ABOUT THIS TASK →
Write the data out again exactly and in full.

Web page and app entries:
════════

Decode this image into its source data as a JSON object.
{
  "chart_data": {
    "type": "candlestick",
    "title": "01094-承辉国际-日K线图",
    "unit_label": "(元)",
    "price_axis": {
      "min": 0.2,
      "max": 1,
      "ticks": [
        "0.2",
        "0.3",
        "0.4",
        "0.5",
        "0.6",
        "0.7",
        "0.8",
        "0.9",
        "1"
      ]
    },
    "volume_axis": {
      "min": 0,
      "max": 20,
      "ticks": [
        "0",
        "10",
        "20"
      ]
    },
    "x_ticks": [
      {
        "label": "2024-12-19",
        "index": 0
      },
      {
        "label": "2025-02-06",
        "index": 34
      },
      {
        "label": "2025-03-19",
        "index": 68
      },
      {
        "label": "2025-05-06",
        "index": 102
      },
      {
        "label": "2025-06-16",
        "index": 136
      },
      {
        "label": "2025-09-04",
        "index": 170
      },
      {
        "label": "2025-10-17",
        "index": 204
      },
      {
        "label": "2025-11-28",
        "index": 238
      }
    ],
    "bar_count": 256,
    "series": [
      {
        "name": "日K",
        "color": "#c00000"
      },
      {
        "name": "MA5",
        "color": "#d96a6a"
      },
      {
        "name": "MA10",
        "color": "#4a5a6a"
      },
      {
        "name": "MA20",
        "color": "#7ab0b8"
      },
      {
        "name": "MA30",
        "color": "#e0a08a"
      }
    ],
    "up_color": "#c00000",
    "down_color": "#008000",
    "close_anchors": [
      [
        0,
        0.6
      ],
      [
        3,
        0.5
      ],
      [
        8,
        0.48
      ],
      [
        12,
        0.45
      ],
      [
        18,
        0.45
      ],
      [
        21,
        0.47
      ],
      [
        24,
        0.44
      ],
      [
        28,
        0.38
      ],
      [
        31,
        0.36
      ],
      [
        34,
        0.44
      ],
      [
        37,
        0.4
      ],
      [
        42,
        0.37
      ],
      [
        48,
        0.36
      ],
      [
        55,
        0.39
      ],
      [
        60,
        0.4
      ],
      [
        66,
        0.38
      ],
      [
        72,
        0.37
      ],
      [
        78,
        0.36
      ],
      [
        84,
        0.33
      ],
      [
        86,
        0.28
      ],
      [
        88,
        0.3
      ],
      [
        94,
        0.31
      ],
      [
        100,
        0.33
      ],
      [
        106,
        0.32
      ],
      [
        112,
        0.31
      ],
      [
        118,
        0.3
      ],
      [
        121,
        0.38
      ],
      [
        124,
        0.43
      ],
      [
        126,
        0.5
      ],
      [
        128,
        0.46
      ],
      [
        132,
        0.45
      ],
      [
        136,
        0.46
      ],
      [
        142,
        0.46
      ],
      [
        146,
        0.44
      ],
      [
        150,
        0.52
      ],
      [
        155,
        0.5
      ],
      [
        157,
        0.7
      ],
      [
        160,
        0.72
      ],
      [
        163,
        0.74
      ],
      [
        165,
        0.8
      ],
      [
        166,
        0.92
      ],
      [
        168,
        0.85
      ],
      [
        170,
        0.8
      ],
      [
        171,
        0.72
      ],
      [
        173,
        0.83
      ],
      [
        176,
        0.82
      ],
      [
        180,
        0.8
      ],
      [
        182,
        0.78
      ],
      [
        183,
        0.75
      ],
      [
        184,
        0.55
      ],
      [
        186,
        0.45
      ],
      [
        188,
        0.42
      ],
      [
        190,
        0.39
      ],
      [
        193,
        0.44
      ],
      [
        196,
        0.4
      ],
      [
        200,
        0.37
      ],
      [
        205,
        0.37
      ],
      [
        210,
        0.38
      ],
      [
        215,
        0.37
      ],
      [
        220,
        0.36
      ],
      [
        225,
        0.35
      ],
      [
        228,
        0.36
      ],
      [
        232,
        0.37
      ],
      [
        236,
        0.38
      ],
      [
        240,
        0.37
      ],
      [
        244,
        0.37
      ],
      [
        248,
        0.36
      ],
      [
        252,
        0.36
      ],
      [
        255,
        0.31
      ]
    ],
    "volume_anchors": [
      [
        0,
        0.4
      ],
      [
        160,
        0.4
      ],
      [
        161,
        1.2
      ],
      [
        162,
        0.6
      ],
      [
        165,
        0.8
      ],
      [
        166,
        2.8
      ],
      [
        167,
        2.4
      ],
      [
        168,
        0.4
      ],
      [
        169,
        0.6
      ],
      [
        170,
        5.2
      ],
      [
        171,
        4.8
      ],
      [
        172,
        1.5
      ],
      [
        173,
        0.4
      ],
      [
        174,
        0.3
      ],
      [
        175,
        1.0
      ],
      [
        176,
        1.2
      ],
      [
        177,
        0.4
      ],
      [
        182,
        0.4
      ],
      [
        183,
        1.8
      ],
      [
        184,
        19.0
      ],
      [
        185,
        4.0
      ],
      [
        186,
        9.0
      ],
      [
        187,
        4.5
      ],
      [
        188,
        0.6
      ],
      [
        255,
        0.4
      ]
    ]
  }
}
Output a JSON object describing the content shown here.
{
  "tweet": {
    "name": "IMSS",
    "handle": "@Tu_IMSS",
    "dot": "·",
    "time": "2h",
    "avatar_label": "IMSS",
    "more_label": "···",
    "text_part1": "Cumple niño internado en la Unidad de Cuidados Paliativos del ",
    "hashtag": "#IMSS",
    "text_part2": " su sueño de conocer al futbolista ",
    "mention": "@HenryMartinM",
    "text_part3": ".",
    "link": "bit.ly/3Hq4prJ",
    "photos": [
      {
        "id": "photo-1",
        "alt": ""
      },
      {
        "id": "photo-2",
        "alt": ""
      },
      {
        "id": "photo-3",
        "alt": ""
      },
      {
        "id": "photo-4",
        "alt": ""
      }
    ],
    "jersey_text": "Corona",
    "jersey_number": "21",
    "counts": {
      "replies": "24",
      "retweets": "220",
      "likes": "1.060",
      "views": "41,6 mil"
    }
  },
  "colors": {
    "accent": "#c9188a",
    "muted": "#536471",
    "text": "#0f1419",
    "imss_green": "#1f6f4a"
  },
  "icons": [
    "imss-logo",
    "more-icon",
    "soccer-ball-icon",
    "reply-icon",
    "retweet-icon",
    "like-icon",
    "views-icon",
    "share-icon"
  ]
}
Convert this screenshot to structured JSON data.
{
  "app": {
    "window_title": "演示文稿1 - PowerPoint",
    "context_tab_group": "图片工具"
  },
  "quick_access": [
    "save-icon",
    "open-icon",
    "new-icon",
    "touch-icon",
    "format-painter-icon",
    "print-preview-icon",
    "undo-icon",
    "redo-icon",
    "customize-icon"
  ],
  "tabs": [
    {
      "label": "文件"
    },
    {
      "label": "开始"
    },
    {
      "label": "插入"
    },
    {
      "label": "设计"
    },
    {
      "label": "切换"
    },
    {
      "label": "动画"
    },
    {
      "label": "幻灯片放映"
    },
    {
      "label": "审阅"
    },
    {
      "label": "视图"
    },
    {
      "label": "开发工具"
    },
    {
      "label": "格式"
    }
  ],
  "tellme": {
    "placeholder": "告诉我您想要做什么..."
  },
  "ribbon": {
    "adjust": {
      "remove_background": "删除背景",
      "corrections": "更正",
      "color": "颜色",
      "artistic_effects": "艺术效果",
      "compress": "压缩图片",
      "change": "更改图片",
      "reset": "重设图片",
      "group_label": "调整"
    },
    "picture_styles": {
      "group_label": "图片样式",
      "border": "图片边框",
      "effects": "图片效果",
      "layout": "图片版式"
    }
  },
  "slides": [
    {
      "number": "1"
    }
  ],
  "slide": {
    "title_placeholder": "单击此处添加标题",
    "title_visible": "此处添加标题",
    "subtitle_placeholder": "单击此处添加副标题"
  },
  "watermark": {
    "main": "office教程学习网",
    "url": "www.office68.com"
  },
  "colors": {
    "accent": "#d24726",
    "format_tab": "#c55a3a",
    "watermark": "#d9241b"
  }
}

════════

REPLY TO THE EXERCISE →
Decode this image into its source data as a JSON object.
{
  "chart_data": {
    "type": "candlestick",
    "title": "01094-承辉国际-日K线图",
    "unit_label": "(元)",
    "price_axis": {
      "min": 0.2,
      "max": 1,
      "ticks": [
        "0.2",
        "0.3",
        "0.4",
        "0.5",
        "0.6",
        "0.7",
        "0.8",
        "0.9",
        "1"
      ]
    },
    "volume_axis": {
      "min": 0,
      "max": 20,
      "ticks": [
        "0",
        "10",
        "20"
      ]
    },
    "x_ticks": [
      {
        "label": "2024-12-19",
        "index": 0
      },
      {
        "label": "2025-02-06",
        "index": 34
      },
      {
        "label": "2025-03-19",
        "index": 68
      },
      {
        "label": "2025-05-06",
        "index": 102
      },
      {
        "label": "2025-06-16",
        "index": 136
      },
      {
        "label": "2025-09-04",
        "index": 170
      },
      {
        "label": "2025-10-17",
        "index": 204
      },
      {
        "label": "2025-11-28",
        "index": 238
      }
    ],
    "bar_count": 256,
    "series": [
      {
        "name": "日K",
        "color": "#c00000"
      },
      {
        "name": "MA5",
        "color": "#d96a6a"
      },
      {
        "name": "MA10",
        "color": "#4a5a6a"
      },
      {
        "name": "MA20",
        "color": "#7ab0b8"
      },
      {
        "name": "MA30",
        "color": "#e0a08a"
      }
    ],
    "up_color": "#c00000",
    "down_color": "#008000",
    "close_anchors": [
      [
        0,
        0.6
      ],
      [
        3,
        0.5
      ],
      [
        8,
        0.48
      ],
      [
        12,
        0.45
      ],
      [
        18,
        0.45
      ],
      [
        21,
        0.47
      ],
      [
        24,
        0.44
      ],
      [
        28,
        0.38
      ],
      [
        31,
        0.36
      ],
      [
        34,
        0.44
      ],
      [
        37,
        0.4
      ],
      [
        42,
        0.37
      ],
      [
        48,
        0.36
      ],
      [
        55,
        0.39
      ],
      [
        60,
        0.4
      ],
      [
        66,
        0.38
      ],
      [
        72,
        0.37
      ],
      [
        78,
        0.36
      ],
      [
        84,
        0.33
      ],
      [
        86,
        0.28
      ],
      [
        88,
        0.3
      ],
      [
        94,
        0.31
      ],
      [
        100,
        0.33
      ],
      [
        106,
        0.32
      ],
      [
        112,
        0.31
      ],
      [
        118,
        0.3
      ],
      [
        121,
        0.38
      ],
      [
        124,
        0.43
      ],
      [
        126,
        0.5
      ],
      [
        128,
        0.46
      ],
      [
        132,
        0.45
      ],
      [
        136,
        0.46
      ],
      [
        142,
        0.46
      ],
      [
        146,
        0.44
      ],
      [
        150,
        0.52
      ],
      [
        155,
        0.5
      ],
      [
        157,
        0.7
      ],
      [
        160,
        0.72
      ],
      [
        163,
        0.74
      ],
      [
        165,
        0.8
      ],
      [
        166,
        0.92
      ],
      [
        168,
        0.85
      ],
      [
        170,
        0.8
      ],
      [
        171,
        0.72
      ],
      [
        173,
        0.83
      ],
      [
        176,
        0.82
      ],
      [
        180,
        0.8
      ],
      [
        182,
        0.78
      ],
      [
        183,
        0.75
      ],
      [
        184,
        0.55
      ],
      [
        186,
        0.45
      ],
      [
        188,
        0.42
      ],
      [
        190,
        0.39
      ],
      [
        193,
        0.44
      ],
      [
        196,
        0.4
      ],
      [
        200,
        0.37
      ],
      [
        205,
        0.37
      ],
      [
        210,
        0.38
      ],
      [
        215,
        0.37
      ],
      [
        220,
        0.36
      ],
      [
        225,
        0.35
      ],
      [
        228,
        0.36
      ],
      [
        232,
        0.37
      ],
      [
        236,
        0.38
      ],
      [
        240,
        0.37
      ],
      [
        244,
        0.37
      ],
      [
        248,
        0.36
      ],
      [
        252,
        0.36
      ],
      [
        255,
        0.31
      ]
    ],
    "volume_anchors": [
      [
        0,
        0.4
      ],
      [
        160,
        0.4
      ],
      [
        161,
        1.2
      ],
      [
        162,
        0.6
      ],
      [
        165,
        0.8
      ],
      [
        166,
        2.8
      ],
      [
        167,
        2.4
      ],
      [
        168,
        0.4
      ],
      [
        169,
        0.6
      ],
      [
        170,
        5.2
      ],
      [
        171,
        4.8
      ],
      [
        172,
        1.5
      ],
      [
        173,
        0.4
      ],
      [
        174,
        0.3
      ],
      [
        175,
        1.0
      ],
      [
        176,
        1.2
      ],
      [
        177,
        0.4
      ],
      [
        182,
        0.4
      ],
      [
        183,
        1.8
      ],
      [
        184,
        19.0
      ],
      [
        185,
        4.0
      ],
      [
        186,
        9.0
      ],
      [
        187,
        4.5
      ],
      [
        188,
        0.6
      ],
      [
        255,
        0.4
      ]
    ]
  }
}
Output a JSON object describing the content shown here.
{
  "tweet": {
    "name": "IMSS",
    "handle": "@Tu_IMSS",
    "dot": "·",
    "time": "2h",
    "avatar_label": "IMSS",
    "more_label": "···",
    "text_part1": "Cumple niño internado en la Unidad de Cuidados Paliativos del ",
    "hashtag": "#IMSS",
    "text_part2": " su sueño de conocer al futbolista ",
    "mention": "@HenryMartinM",
    "text_part3": ".",
    "link": "bit.ly/3Hq4prJ",
    "photos": [
      {
        "id": "photo-1",
        "alt": ""
      },
      {
        "id": "photo-2",
        "alt": ""
      },
      {
        "id": "photo-3",
        "alt": ""
      },
      {
        "id": "photo-4",
        "alt": ""
      }
    ],
    "jersey_text": "Corona",
    "jersey_number": "21",
    "counts": {
      "replies": "24",
      "retweets": "220",
      "likes": "1.060",
      "views": "41,6 mil"
    }
  },
  "colors": {
    "accent": "#c9188a",
    "muted": "#536471",
    "text": "#0f1419",
    "imss_green": "#1f6f4a"
  },
  "icons": [
    "imss-logo",
    "more-icon",
    "soccer-ball-icon",
    "reply-icon",
    "retweet-icon",
    "like-icon",
    "views-icon",
    "share-icon"
  ]
}
Convert this screenshot to structured JSON data.
{
  "app": {
    "window_title": "演示文稿1 - PowerPoint",
    "context_tab_group": "图片工具"
  },
  "quick_access": [
    "save-icon",
    "open-icon",
    "new-icon",
    "touch-icon",
    "format-painter-icon",
    "print-preview-icon",
    "undo-icon",
    "redo-icon",
    "customize-icon"
  ],
  "tabs": [
    {
      "label": "文件"
    },
    {
      "label": "开始"
    },
    {
      "label": "插入"
    },
    {
      "label": "设计"
    },
    {
      "label": "切换"
    },
    {
      "label": "动画"
    },
    {
      "label": "幻灯片放映"
    },
    {
      "label": "审阅"
    },
    {
      "label": "视图"
    },
    {
      "label": "开发工具"
    },
    {
      "label": "格式"
    }
  ],
  "tellme": {
    "placeholder": "告诉我您想要做什么..."
  },
  "ribbon": {
    "adjust": {
      "remove_background": "删除背景",
      "corrections": "更正",
      "color": "颜色",
      "artistic_effects": "艺术效果",
      "compress": "压缩图片",
      "change": "更改图片",
      "reset": "重设图片",
      "group_label": "调整"
    },
    "picture_styles": {
      "group_label": "图片样式",
      "border": "图片边框",
      "effects": "图片效果",
      "layout": "图片版式"
    }
  },
  "slides": [
    {
      "number": "1"
    }
  ],
  "slide": {
    "title_placeholder": "单击此处添加标题",
    "title_visible": "此处添加标题",
    "subtitle_placeholder": "单击此处添加副标题"
  },
  "watermark": {
    "main": "office教程学习网",
    "url": "www.office68.com"
  },
  "colors": {
    "accent": "#d24726",
    "format_tab": "#c55a3a",
    "watermark": "#d9241b"
  }
}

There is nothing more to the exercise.